When Steve came to me with the idea for his new book a year or so ago, he was concerned that I wouldn’t want to publish it. After he explained the idea, I wasn’t sure either. I generally hate compilations, as they tend to drown out the main author or editor’s voice. And how useful could a book of user research war stories really be?

Then I thought some more. And I realized that some people have a knack for combing through ideas to arrive at a greater truth. Steve is one of those master synthesizers. I began to believe that if he dedicated the time to really digging into these stories, his sum would be greater than the parts.

In Doorbells, Danger, and Dead BatteriesSteve comes through: he delivers a broader framework that’s useful for making sense of user research—or, actually, situations with people. Eleven chapters deliver eleven principles that you must know if you’re doing any kind of research:

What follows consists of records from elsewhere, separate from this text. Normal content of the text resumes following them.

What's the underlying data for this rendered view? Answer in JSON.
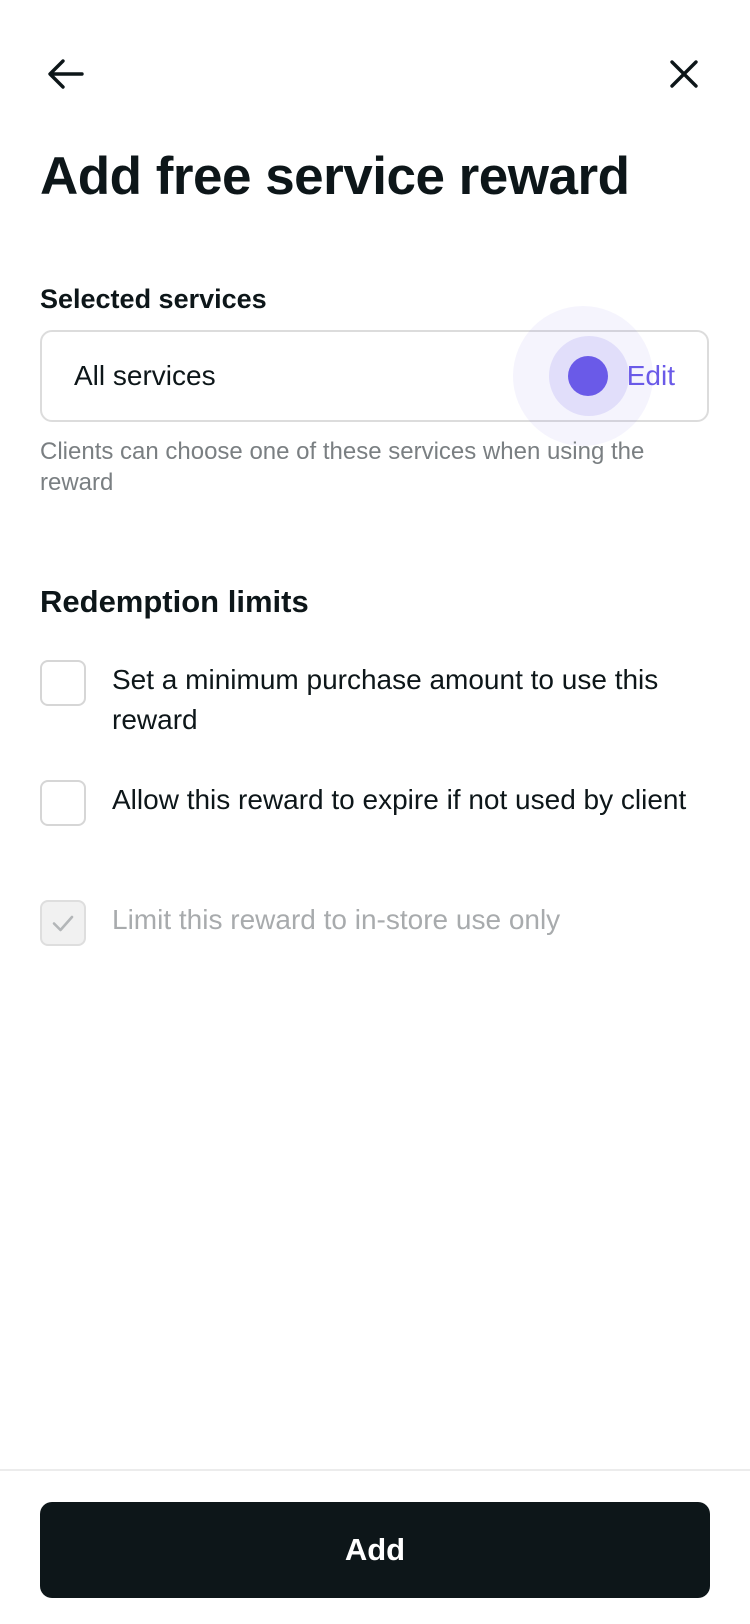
{
  "header": {
    "back_icon": "arrow-left-icon",
    "close_icon": "close-icon",
    "title": "Add free service reward"
  },
  "services": {
    "label": "Selected services",
    "value": "All services",
    "edit_label": "Edit",
    "helper": "Clients can choose one of these services when using the reward"
  },
  "limits": {
    "label": "Redemption limits",
    "options": [
      {
        "label": "Set a minimum purchase amount to use this reward",
        "checked": false,
        "disabled": false
      },
      {
        "label": "Allow this reward to expire if not used by client",
        "checked": false,
        "disabled": false
      },
      {
        "label": "Limit this reward to in-store use only",
        "checked": true,
        "disabled": true
      }
    ]
  },
  "footer": {
    "add_label": "Add"
  },
  "colors": {
    "accent": "#6a5ae8",
    "primary": "#0d1619",
    "muted_text": "#7a7f82",
    "disabled_text": "#a8abad"
  }
}
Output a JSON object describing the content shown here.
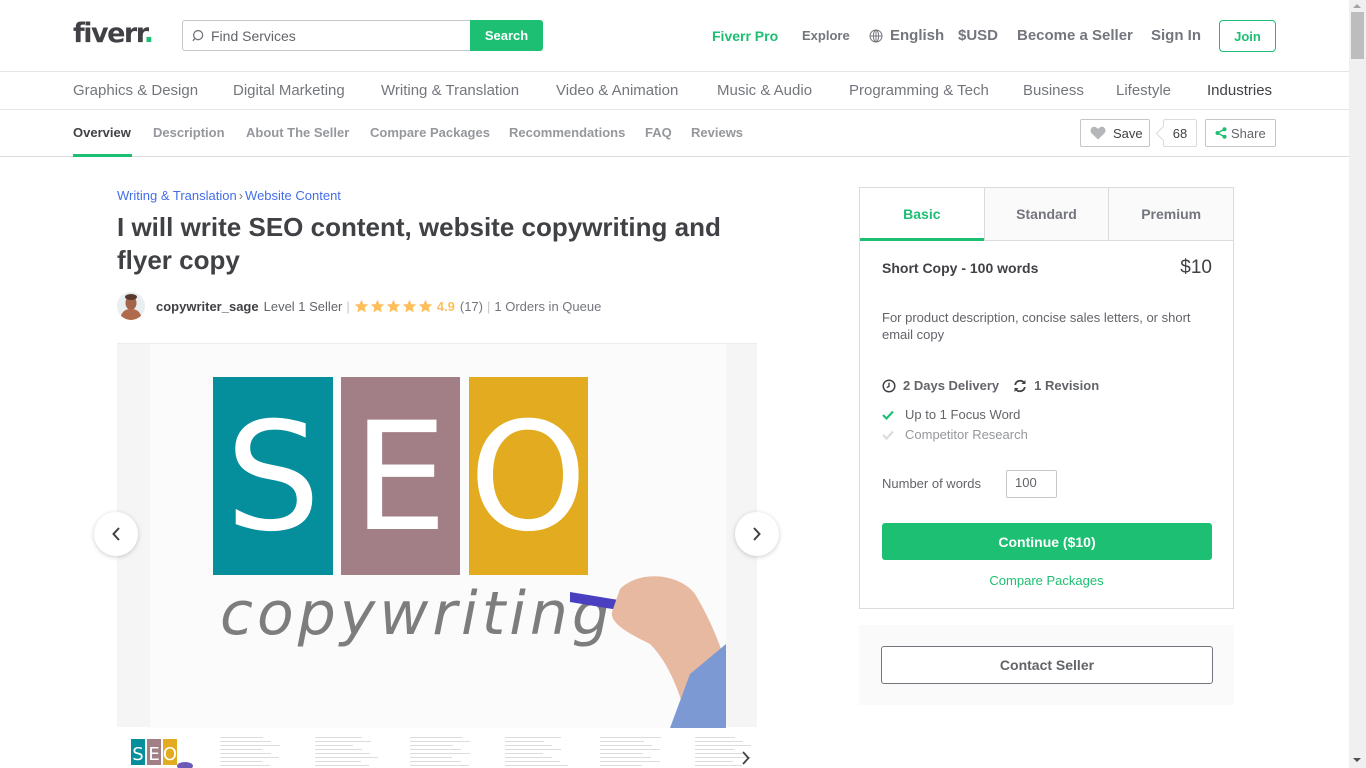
{
  "header": {
    "logo_text": "fiverr",
    "logo_dot": ".",
    "search_placeholder": "Find Services",
    "search_button": "Search",
    "nav": {
      "pro": "Fiverr Pro",
      "explore": "Explore",
      "language": "English",
      "currency": "$USD",
      "become_seller": "Become a Seller",
      "sign_in": "Sign In",
      "join": "Join"
    }
  },
  "categories": [
    "Graphics & Design",
    "Digital Marketing",
    "Writing & Translation",
    "Video & Animation",
    "Music & Audio",
    "Programming & Tech",
    "Business",
    "Lifestyle",
    "Industries"
  ],
  "subnav": {
    "tabs": [
      "Overview",
      "Description",
      "About The Seller",
      "Compare Packages",
      "Recommendations",
      "FAQ",
      "Reviews"
    ],
    "active": "Overview",
    "save_label": "Save",
    "save_count": "68",
    "share_label": "Share"
  },
  "gig": {
    "breadcrumb": [
      "Writing & Translation",
      "Website Content"
    ],
    "breadcrumb_sep": "›",
    "title": "I will write SEO content, website copywriting and flyer copy",
    "seller": {
      "username": "copywriter_sage",
      "level": "Level 1 Seller",
      "rating": "4.9",
      "stars": 5,
      "review_count": "(17)",
      "queue": "1 Orders in Queue"
    },
    "gallery": {
      "image_letters": [
        "S",
        "E",
        "O"
      ],
      "image_caption": "copywriting",
      "colors": {
        "teal": "#058f9c",
        "mauve": "#a27f86",
        "gold": "#e3ac20"
      },
      "thumbnail_count": 7
    }
  },
  "package": {
    "tabs": [
      "Basic",
      "Standard",
      "Premium"
    ],
    "active_tab": "Basic",
    "name": "Short Copy - 100 words",
    "price": "$10",
    "description": "For product description, concise sales letters, or short email copy",
    "delivery": "2 Days Delivery",
    "revisions": "1 Revision",
    "features": [
      {
        "label": "Up to 1 Focus Word",
        "included": true
      },
      {
        "label": "Competitor Research",
        "included": false
      }
    ],
    "words_label": "Number of words",
    "words_value": "100",
    "continue_label": "Continue ($10)",
    "compare_label": "Compare Packages"
  },
  "contact": {
    "label": "Contact Seller"
  },
  "colors": {
    "brand_green": "#1dbf73",
    "link_blue": "#446ee7",
    "star_yellow": "#ffbe5b"
  }
}
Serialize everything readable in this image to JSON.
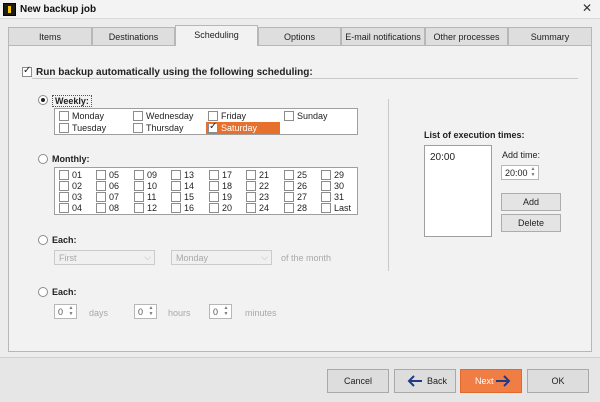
{
  "window": {
    "title": "New backup job"
  },
  "tabs": [
    "Items",
    "Destinations",
    "Scheduling",
    "Options",
    "E-mail notifications",
    "Other processes",
    "Summary"
  ],
  "active_tab": "Scheduling",
  "main_option": {
    "label": "Run backup automatically using the following scheduling:",
    "checked": true
  },
  "weekly": {
    "label": "Weekly:",
    "days": [
      "Monday",
      "Wednesday",
      "Friday",
      "Sunday",
      "Tuesday",
      "Thursday",
      "Saturday"
    ],
    "selected": "Saturday"
  },
  "monthly": {
    "label": "Monthly:",
    "days": [
      "01",
      "05",
      "09",
      "13",
      "17",
      "21",
      "25",
      "29",
      "02",
      "06",
      "10",
      "14",
      "18",
      "22",
      "26",
      "30",
      "03",
      "07",
      "11",
      "15",
      "19",
      "23",
      "27",
      "31",
      "04",
      "08",
      "12",
      "16",
      "20",
      "24",
      "28",
      "Last"
    ]
  },
  "each_ordinal": {
    "label": "Each:",
    "ordinal": "First",
    "weekday": "Monday",
    "suffix": "of the month"
  },
  "each_interval": {
    "label": "Each:",
    "days_value": "0",
    "days_label": "days",
    "hours_value": "0",
    "hours_label": "hours",
    "minutes_value": "0",
    "minutes_label": "minutes"
  },
  "execution": {
    "label": "List of execution times:",
    "times": [
      "20:00"
    ],
    "add_time_label": "Add time:",
    "add_time_value": "20:00",
    "add_button": "Add",
    "delete_button": "Delete"
  },
  "footer": {
    "cancel": "Cancel",
    "back": "Back",
    "next": "Next",
    "ok": "OK"
  },
  "colors": {
    "accent": "#E8702D",
    "next_button": "#F07D44"
  }
}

  • Chapter 1: The Best Laid Plans
    Expect your plan to never to go according to plan.
  • Chapter 2: Those Exasperating Participants
    Be prepared for people to surprise (and sometimes frustrate) you.
  • Chapter 3: Control is an Illusion
    Be prepared for research contexts to surprise (and sometimes frustrate) you.
  • Chapter 4: Cracking The Code
    Be prepared to be challenged by differences in language and culture.
  • Chapter 5: Gross, Yet Strangely Compelling
    If you feel disgust when observing people, counter it with empathy.
  • Chapter 6: Not Safe For Work
    Be prepared for research contexts that are unpleasant and occasionally morally challenging.
  • Chapter 7: To Live Outside the Law You Must Be Honest
    Know your ethics and your obligations before you begin.
  • Chapter 8: The Perils of Fieldwork
    Be prepared for the discomfort and even danger you may face in the field.
  • Chapter 9: People Taking Care of People
    Be prepared for people’s lives and situations to pull you from observation to participation.
  • Chapter 10: Can’t Stop The Feeling
    Like it or not, your emotions will impact your research.
  • Chapter 11: The Myth of Objectivity
    And, like it or not, observing and learning from people will inevitably change you.

cover of Doorbells, Danger, and Dead BatteriesSo I’m glad to have my assumptions questioned about what books merit publication. Thanks for that, Steve—and, more importantly, for writing Doorbells, Danger, and Dead Batteries and opening up a greater truth about field research.